Dr. Jens M. Scherpe, M.A. (Cantab), MJur (Oxon)
The Legal Status of Transsexual and Transgender Persons is the result of an international research project, including not only national reports from 14 European and non-European jurisdictions but also two chapters that look at legal sex/gender changes from a Christian perspective and one chapter from a medical-psychological perspective. The final comparative chapter compares and contrasts the different approaches and requirements and makes recommendations for best practice and law reform.
4 Sep, 2017
4 Sep, 2017
HKU Legal Scholarship Blog
29 Aug, 2017
5 Jun, 2017
Also see Ming Pao 簡尚恆：胎兒的特殊法律地位
Daisy Cheung 張天目
22 May, 2017
16 Apr, 2017
14 Apr, 2017
12 Apr, 2017
South China Morning Post
9 Apr, 2017
9 Apr, 2017
South China Morning Post
Dr Yanhong Jessika Hu
7 Dec, 2017
On 9-10 November, a two-day conference on “Tackling Antimicrobial Resistance (AMR): Meeting the Global Challenge of AMR” was organized by the University of Hong Kong (HKU) Centre for Medical Ethics and Law in collaboration with the HKU School of Public Health. Yanhong Jessika Hu reports from Hong Kong. This conference included four sessions: The Challenge, Emergent Threats - The Experience, The Community Context, and Making It Work. The meeting featured a diverse interdisciplinary group of local and international experts who contributed to the discussion, including lawyers, policy makers, physicians, microbiologists, basic scientists, animal health scientists, community intervention specialists, pharmaceutical association representatives and epidemiologists. The Hong Kong Secretary for Food and Health of the Government of the Hong Kong Special Administrative Region, Professor Sophia Chan, gave the opening remarks, and described how the Hong Kong government of Hong Kong has been working together with international experts to launch the Hong Kong Strategy and Action Plan on Antimicrobial Resistance (2017-2022), which was announced in July 2017. Professor Chan commented that Hong Kong +is uniquely positioned to implement a One Health approach to AMR because food, agriculture and health are all organised under her policy purview.
30 Sep, 2017
On 25-26 August 2017, the Centre for Medical Ethics and Law (CMEL) of the University of Hong Kong, in collaboration with the Centre of Law, Medicine and Life Sciences of the University of Cambridge, Ethox Centre of the University of Oxford and the Hong Kong College of Psychiatrists, hosted a two-day conference on the topic of compulsory mental health treatment in Hong Kong and the way forward. Below is a brief summary of what was covered during this conference.
John Liddicoat, Jeffrey M Skopek, and Kathleen Liddell
On 7 and 8 April 2016, the Centre for Medical Ethics & Law (University of Hong Kong) together with the Centre for Law, Medicine and Life Sciences (University of Cambridge) hosted a conference at the University of Hong Kong on the legal and ethical challenges facing the realisation of precision medicine.
The aim of precision medicine is to revolutionise disease treatment and prevention by utilising personal variation in factors such as an individual’s genetic information, biochemistry, environment and lifestyle.

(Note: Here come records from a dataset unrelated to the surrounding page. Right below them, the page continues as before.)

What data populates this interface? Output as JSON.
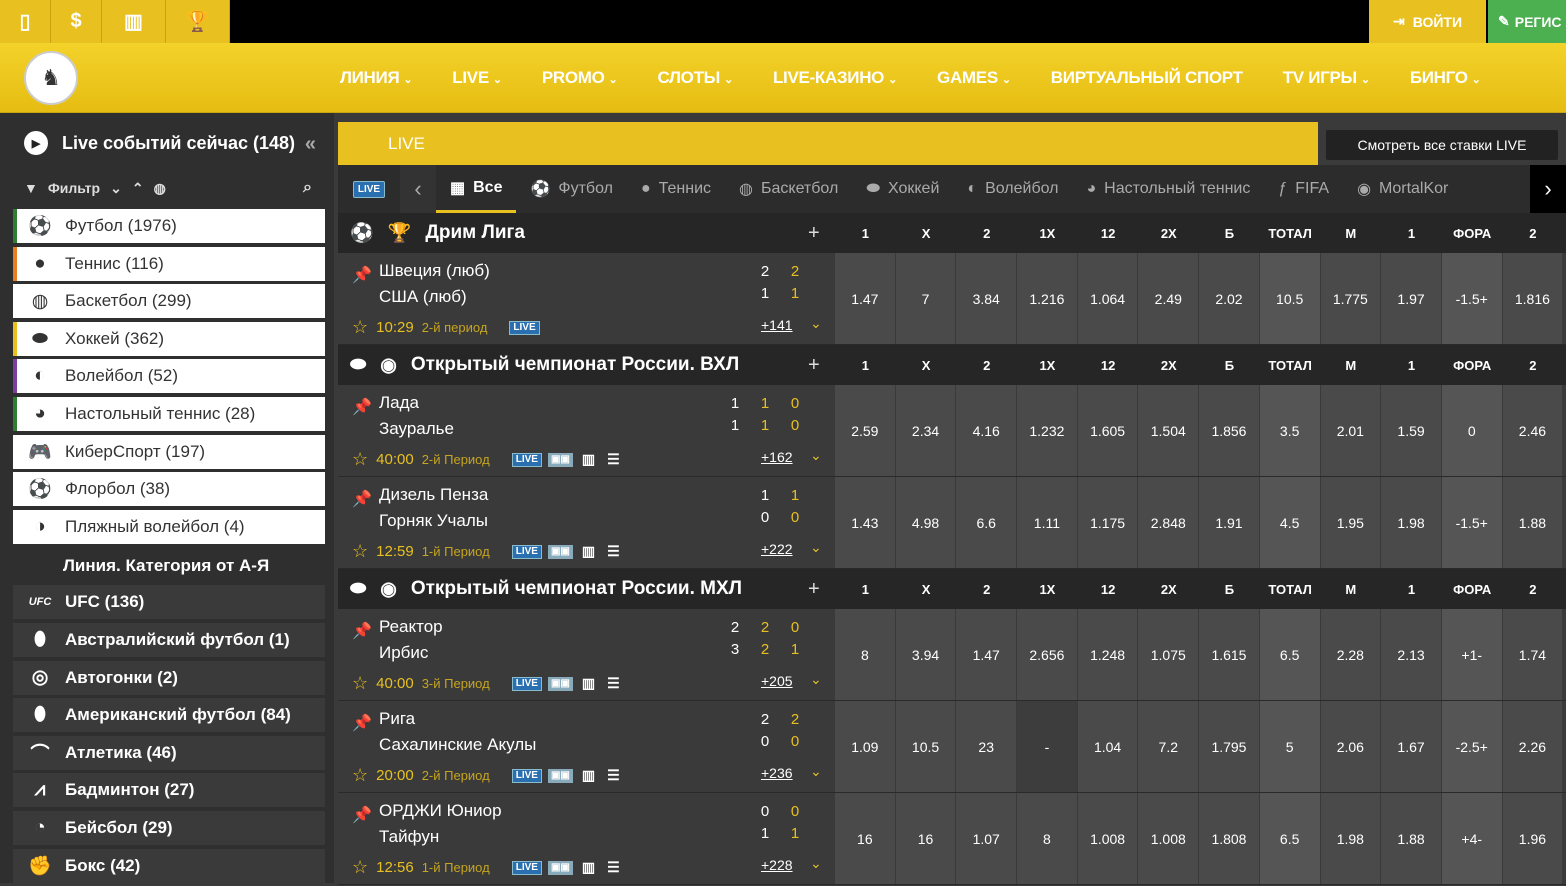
{
  "topbar": {
    "icons": [
      "mobile-icon",
      "dollar-icon",
      "chart-icon",
      "trophy-icon"
    ],
    "login_label": "ВОЙТИ",
    "register_label": "РЕГИС"
  },
  "nav": {
    "items": [
      "ЛИНИЯ",
      "LIVE",
      "PROMO",
      "СЛОТЫ",
      "LIVE-КАЗИНО",
      "GAMES",
      "ВИРТУАЛЬНЫЙ СПОРТ",
      "TV ИГРЫ",
      "БИНГО"
    ],
    "dropdown": [
      true,
      true,
      true,
      true,
      true,
      true,
      false,
      true,
      true
    ]
  },
  "sidebar": {
    "title": "Live событий сейчас (148)",
    "filter_label": "Фильтр",
    "live_items": [
      {
        "label": "Футбол (1976)",
        "icon": "soccer-ball-icon",
        "accent": "#2e7d32"
      },
      {
        "label": "Теннис (116)",
        "icon": "tennis-ball-icon",
        "accent": "#e67e22"
      },
      {
        "label": "Баскетбол (299)",
        "icon": "basketball-icon",
        "accent": "#ffffff"
      },
      {
        "label": "Хоккей (362)",
        "icon": "hockey-puck-icon",
        "accent": "#e8c020"
      },
      {
        "label": "Волейбол (52)",
        "icon": "volleyball-icon",
        "accent": "#7b3fa0"
      },
      {
        "label": "Настольный теннис (28)",
        "icon": "table-tennis-icon",
        "accent": "#2e7d32"
      },
      {
        "label": "КиберСпорт (197)",
        "icon": "gamepad-icon",
        "accent": "#ffffff"
      },
      {
        "label": "Флорбол (38)",
        "icon": "floorball-icon",
        "accent": "#ffffff"
      },
      {
        "label": "Пляжный волейбол (4)",
        "icon": "beach-volleyball-icon",
        "accent": "#ffffff"
      }
    ],
    "line_header": "Линия. Категория от А-Я",
    "line_items": [
      {
        "label": "UFC (136)",
        "icon": "ufc-icon"
      },
      {
        "label": "Австралийский футбол (1)",
        "icon": "aussie-football-icon"
      },
      {
        "label": "Автогонки (2)",
        "icon": "steering-wheel-icon"
      },
      {
        "label": "Американский футбол (84)",
        "icon": "american-football-icon"
      },
      {
        "label": "Атлетика (46)",
        "icon": "sneaker-icon"
      },
      {
        "label": "Бадминтон (27)",
        "icon": "shuttlecock-icon"
      },
      {
        "label": "Бейсбол (29)",
        "icon": "baseball-icon"
      },
      {
        "label": "Бокс (42)",
        "icon": "boxing-glove-icon"
      }
    ]
  },
  "main": {
    "live_label": "LIVE",
    "all_bets_label": "Смотреть все ставки LIVE",
    "tabs": [
      "Все",
      "Футбол",
      "Теннис",
      "Баскетбол",
      "Хоккей",
      "Волейбол",
      "Настольный теннис",
      "FIFA",
      "MortalKor"
    ],
    "columns": [
      "1",
      "X",
      "2",
      "1X",
      "12",
      "2X",
      "Б",
      "ТОТАЛ",
      "М",
      "1",
      "ФОРА",
      "2"
    ],
    "leagues": [
      {
        "name": "Дрим Лига",
        "sport_icon": "soccer-ball-icon",
        "flag": "trophy-icon",
        "events": [
          {
            "team1": "Швеция (люб)",
            "team2": "США (люб)",
            "s1": [
              "2",
              "2"
            ],
            "s2": [
              "1",
              "1"
            ],
            "time": "10:29",
            "period": "2-й период",
            "more": "+141",
            "full": false,
            "odds": [
              "1.47",
              "7",
              "3.84",
              "1.216",
              "1.064",
              "2.49",
              "2.02",
              "10.5",
              "1.775",
              "1.97",
              "-1.5+",
              "1.816"
            ]
          }
        ]
      },
      {
        "name": "Открытый чемпионат России. ВХЛ",
        "sport_icon": "hockey-puck-icon",
        "flag": "russia-flag-icon",
        "events": [
          {
            "team1": "Лада",
            "team2": "Зауралье",
            "s1": [
              "1",
              "1",
              "0"
            ],
            "s2": [
              "1",
              "1",
              "0"
            ],
            "time": "40:00",
            "period": "2-й Период",
            "more": "+162",
            "full": true,
            "odds": [
              "2.59",
              "2.34",
              "4.16",
              "1.232",
              "1.605",
              "1.504",
              "1.856",
              "3.5",
              "2.01",
              "1.59",
              "0",
              "2.46"
            ]
          },
          {
            "team1": "Дизель Пенза",
            "team2": "Горняк Учалы",
            "s1": [
              "1",
              "1"
            ],
            "s2": [
              "0",
              "0"
            ],
            "time": "12:59",
            "period": "1-й Период",
            "more": "+222",
            "full": true,
            "odds": [
              "1.43",
              "4.98",
              "6.6",
              "1.11",
              "1.175",
              "2.848",
              "1.91",
              "4.5",
              "1.95",
              "1.98",
              "-1.5+",
              "1.88"
            ]
          }
        ]
      },
      {
        "name": "Открытый чемпионат России. МХЛ",
        "sport_icon": "hockey-puck-icon",
        "flag": "russia-flag-icon",
        "events": [
          {
            "team1": "Реактор",
            "team2": "Ирбис",
            "s1": [
              "2",
              "2",
              "0"
            ],
            "s2": [
              "3",
              "2",
              "1"
            ],
            "time": "40:00",
            "period": "3-й Период",
            "more": "+205",
            "full": true,
            "odds": [
              "8",
              "3.94",
              "1.47",
              "2.656",
              "1.248",
              "1.075",
              "1.615",
              "6.5",
              "2.28",
              "2.13",
              "+1-",
              "1.74"
            ]
          },
          {
            "team1": "Рига",
            "team2": "Сахалинские Акулы",
            "s1": [
              "2",
              "2"
            ],
            "s2": [
              "0",
              "0"
            ],
            "time": "20:00",
            "period": "2-й Период",
            "more": "+236",
            "full": true,
            "odds": [
              "1.09",
              "10.5",
              "23",
              "-",
              "1.04",
              "7.2",
              "1.795",
              "5",
              "2.06",
              "1.67",
              "-2.5+",
              "2.26"
            ]
          },
          {
            "team1": "ОРДЖИ Юниор",
            "team2": "Тайфун",
            "s1": [
              "0",
              "0"
            ],
            "s2": [
              "1",
              "1"
            ],
            "time": "12:56",
            "period": "1-й Период",
            "more": "+228",
            "full": true,
            "odds": [
              "16",
              "16",
              "1.07",
              "8",
              "1.008",
              "1.008",
              "1.808",
              "6.5",
              "1.98",
              "1.88",
              "+4-",
              "1.96"
            ]
          }
        ]
      }
    ]
  },
  "colors": {
    "accent": "#e8c020",
    "register": "#4caf50",
    "live_badge": "#2a6fb0"
  }
}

Genomic data, for example, can be used to determine predispositions to particular diseases, predict the efficacy and safety of different treatment options, and help develop drugs that are targeted to the causes of diseases rather than their clinical manifestations. In these and other ways, scientific and technological advances have the potential to bring about an unprecedented tailoring of health care to the individual characteristics of patients.

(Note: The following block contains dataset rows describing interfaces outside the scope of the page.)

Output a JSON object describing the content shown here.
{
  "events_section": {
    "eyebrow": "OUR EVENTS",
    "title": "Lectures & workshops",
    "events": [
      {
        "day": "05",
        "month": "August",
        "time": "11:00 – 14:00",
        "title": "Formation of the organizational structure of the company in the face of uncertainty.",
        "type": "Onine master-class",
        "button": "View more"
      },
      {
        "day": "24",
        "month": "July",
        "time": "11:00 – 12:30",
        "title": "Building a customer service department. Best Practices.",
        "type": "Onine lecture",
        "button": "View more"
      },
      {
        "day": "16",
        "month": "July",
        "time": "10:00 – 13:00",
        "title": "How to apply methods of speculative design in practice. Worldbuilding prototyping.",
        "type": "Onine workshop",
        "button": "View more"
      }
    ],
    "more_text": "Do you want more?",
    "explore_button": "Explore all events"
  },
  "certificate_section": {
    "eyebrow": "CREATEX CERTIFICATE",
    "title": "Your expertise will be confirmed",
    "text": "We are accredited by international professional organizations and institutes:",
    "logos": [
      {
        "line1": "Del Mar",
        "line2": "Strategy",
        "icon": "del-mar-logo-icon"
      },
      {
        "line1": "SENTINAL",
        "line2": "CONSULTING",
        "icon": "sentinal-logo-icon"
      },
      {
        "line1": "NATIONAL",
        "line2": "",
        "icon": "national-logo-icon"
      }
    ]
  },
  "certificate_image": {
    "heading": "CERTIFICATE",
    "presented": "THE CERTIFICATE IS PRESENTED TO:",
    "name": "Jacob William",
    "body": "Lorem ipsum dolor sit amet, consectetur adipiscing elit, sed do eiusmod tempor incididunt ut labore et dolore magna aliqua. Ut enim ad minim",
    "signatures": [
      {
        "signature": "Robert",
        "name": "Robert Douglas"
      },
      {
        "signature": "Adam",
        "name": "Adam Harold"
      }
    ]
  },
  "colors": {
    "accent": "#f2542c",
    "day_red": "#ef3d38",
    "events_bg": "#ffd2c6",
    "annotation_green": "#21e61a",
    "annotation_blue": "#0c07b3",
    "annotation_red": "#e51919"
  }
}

In order to realise the potential of precision medicine, however, we must rethink components of the legal and ethical foundation on which it will be built. The reason for this is that our current legal and ethical frameworks were built with a very different generation of medical products and practices in mind. At this conference, world experts convened to identify and explore the challenges that precision medicine brings to the fore.
Part I of this report provides a summary of the presentations that were given at the conference. Section A of this part focuses on challenges in the implementation of precision medicine and is divided into two categories: implementation at the level of health care systems, and implementation at the level of clinical treatment. Section B addresses challenges in the development of precision medicine and is likewise divided into two categories: development at the level of foundational research, and development at the level of translational medicine.
Part II categorises and summarises the key challenges that were explored in the roundtable discussions that followed the four categories of presentations, as well as some of the broader questions that emerged out of the conference.